TOWSON, Md. (WJZ)—A Baltimore County store manager pleads guilty to selling so-called synthetic marijuana from his Towson convenience store.
Derek Valcourt explains how state lawmakers are taking action.
Lawmakers are now taking synthetic marijuana so seriously that the House and Senate just voted unanimously to ban its sale in Maryland.
Commonly called “spice,” it’s sold in convenience stores with brand names like K-2, Sonic Zero and Scooby snacks.
Some packages even have Disney characters on them inside chemically altered plant leaves that when smoked simulate the effects of marijuana, but health officials warn this synthetic pot can be dangerous.
Its use has already led to thousands of hospital emergency room visits and has been blamed for several deaths, including 18-year-old David Rozga, who killed himself while high.
“It takes away your sense of reality and puts you in such a terrible place that you’ll do anything to get away from it,” said Michael Rozga, victim’s father.
When spice made a Towson University student sick last May, Baltimore County police investigated a supermarket on York Road and arrested store manager, 59-year-old Lyaktaly Jamal, for breaking a county law forbidding the sale of synthetic marijuana.
Jamal and his family no longer own the store on York Road. It’s under new management, and the new owner says even though they don’t sell the synthetic drugs, they are still getting customers coming in and asking for it.
“We’ve known this was a problem for a while,” said Scott Shellenberger, Baltimore County State’s Attorney.

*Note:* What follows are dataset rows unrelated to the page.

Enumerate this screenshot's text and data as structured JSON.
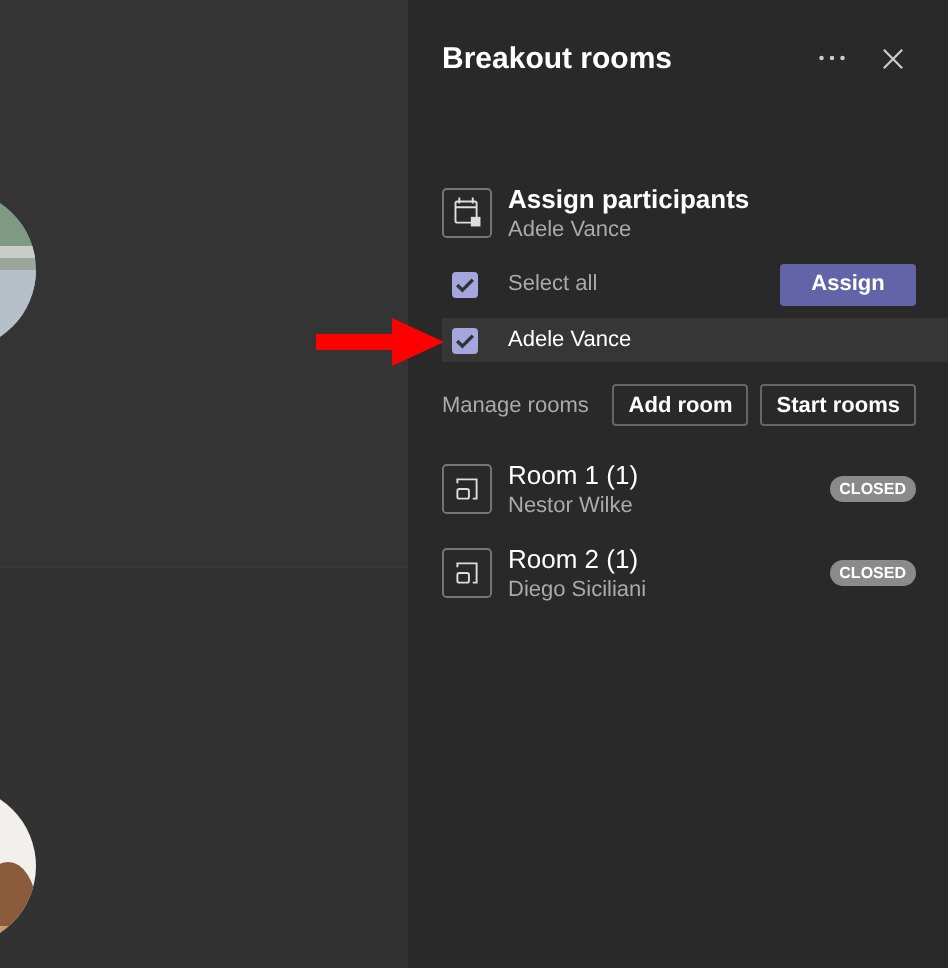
{
  "panel": {
    "title": "Breakout rooms"
  },
  "assign": {
    "title": "Assign participants",
    "subtitle": "Adele Vance",
    "button": "Assign"
  },
  "select_all": {
    "label": "Select all",
    "checked": true
  },
  "participants": [
    {
      "name": "Adele Vance",
      "checked": true,
      "selected": true
    }
  ],
  "manage": {
    "label": "Manage rooms",
    "buttons": [
      "Add room",
      "Start rooms"
    ]
  },
  "rooms": [
    {
      "name": "Room 1 (1)",
      "member": "Nestor Wilke",
      "status": "CLOSED"
    },
    {
      "name": "Room 2 (1)",
      "member": "Diego Siciliani",
      "status": "CLOSED"
    }
  ]
}
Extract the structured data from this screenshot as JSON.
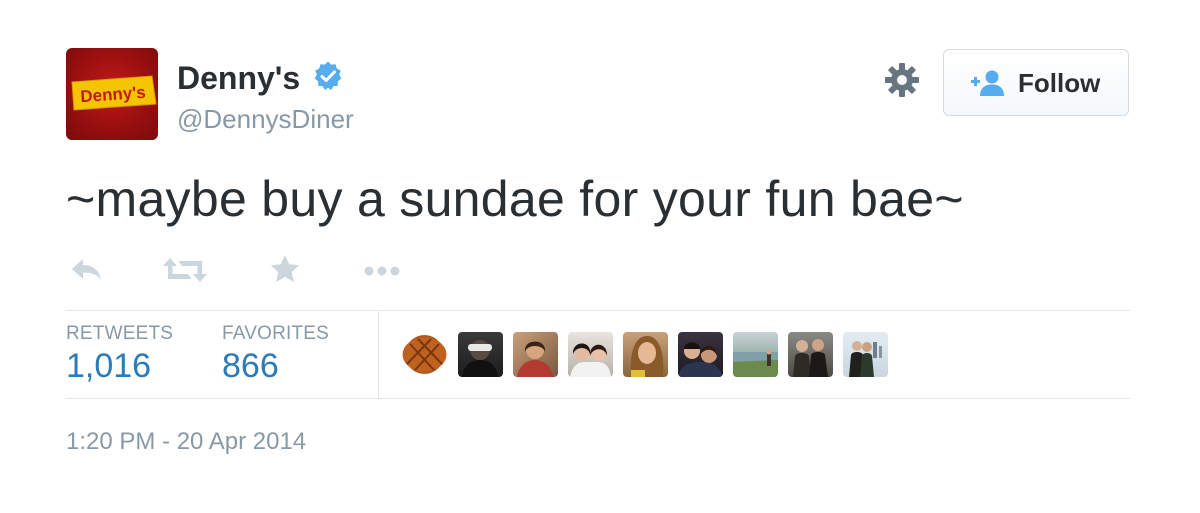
{
  "user": {
    "avatar_text": "Denny's",
    "display_name": "Denny's",
    "screen_name": "@DennysDiner",
    "verified": true
  },
  "header": {
    "settings_icon": "gear-icon",
    "follow_label": "Follow",
    "follow_icon": "add-user-icon"
  },
  "tweet": {
    "text": "~maybe buy a sundae for your fun bae~",
    "timestamp": "1:20 PM - 20 Apr 2014"
  },
  "actions": [
    "reply-icon",
    "retweet-icon",
    "favorite-icon",
    "more-icon"
  ],
  "stats": {
    "retweets_label": "RETWEETS",
    "retweets_value": "1,016",
    "favorites_label": "FAVORITES",
    "favorites_value": "866"
  },
  "favoriters_count_shown": 9,
  "colors": {
    "brand_red": "#c31a1a",
    "brand_yellow": "#f5c400",
    "link_blue": "#2b7bb9",
    "verified_blue": "#55acee",
    "muted_text": "#8899a6"
  }
}
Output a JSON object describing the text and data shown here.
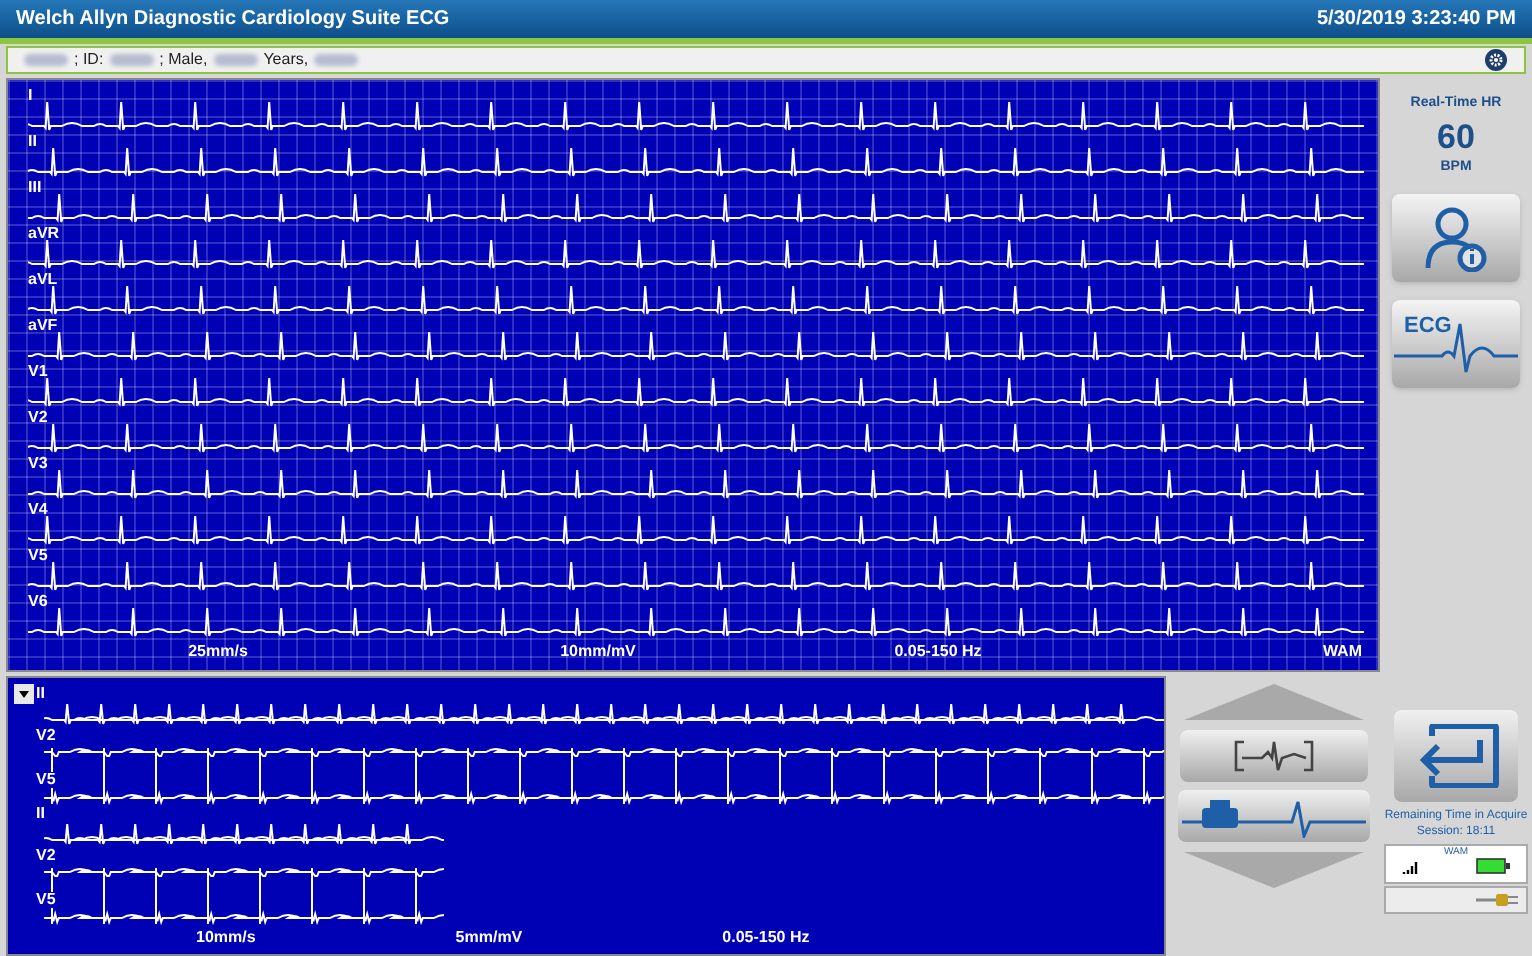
{
  "window": {
    "title": "Welch Allyn Diagnostic Cardiology Suite ECG",
    "datetime": "5/30/2019 3:23:40 PM"
  },
  "patient_bar": {
    "segments": [
      {
        "kind": "redacted"
      },
      {
        "kind": "text",
        "text": "; ID:"
      },
      {
        "kind": "redacted"
      },
      {
        "kind": "text",
        "text": "; Male,"
      },
      {
        "kind": "redacted"
      },
      {
        "kind": "text",
        "text": "Years,"
      },
      {
        "kind": "redacted"
      }
    ]
  },
  "main_display": {
    "leads": [
      "I",
      "II",
      "III",
      "aVR",
      "aVL",
      "aVF",
      "V1",
      "V2",
      "V3",
      "V4",
      "V5",
      "V6"
    ],
    "footer": [
      "25mm/s",
      "10mm/mV",
      "0.05-150 Hz",
      "WAM"
    ]
  },
  "side_panel": {
    "hr_label": "Real-Time HR",
    "hr_value": "60",
    "hr_unit": "BPM",
    "ecg_button": "ECG"
  },
  "rhythm_display": {
    "groups": [
      {
        "strips": [
          {
            "labels": [
              "II"
            ]
          },
          {
            "labels": [
              "V2",
              "V5"
            ]
          }
        ]
      },
      {
        "strips": [
          {
            "labels": [
              "II"
            ]
          },
          {
            "labels": [
              "V2",
              "V5"
            ]
          }
        ]
      }
    ],
    "footer": [
      "10mm/s",
      "5mm/mV",
      "0.05-150 Hz"
    ]
  },
  "controls": {
    "session_text": "Remaining Time in Acquire Session: 18:11",
    "wam_label": "WAM"
  }
}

Shellenberger is pleased to see state lawmakers are taking action and says Jamal’s arrest should serve as a warning.
The Towson store manager convicted of selling spice in Baltimore County will face two years of probation.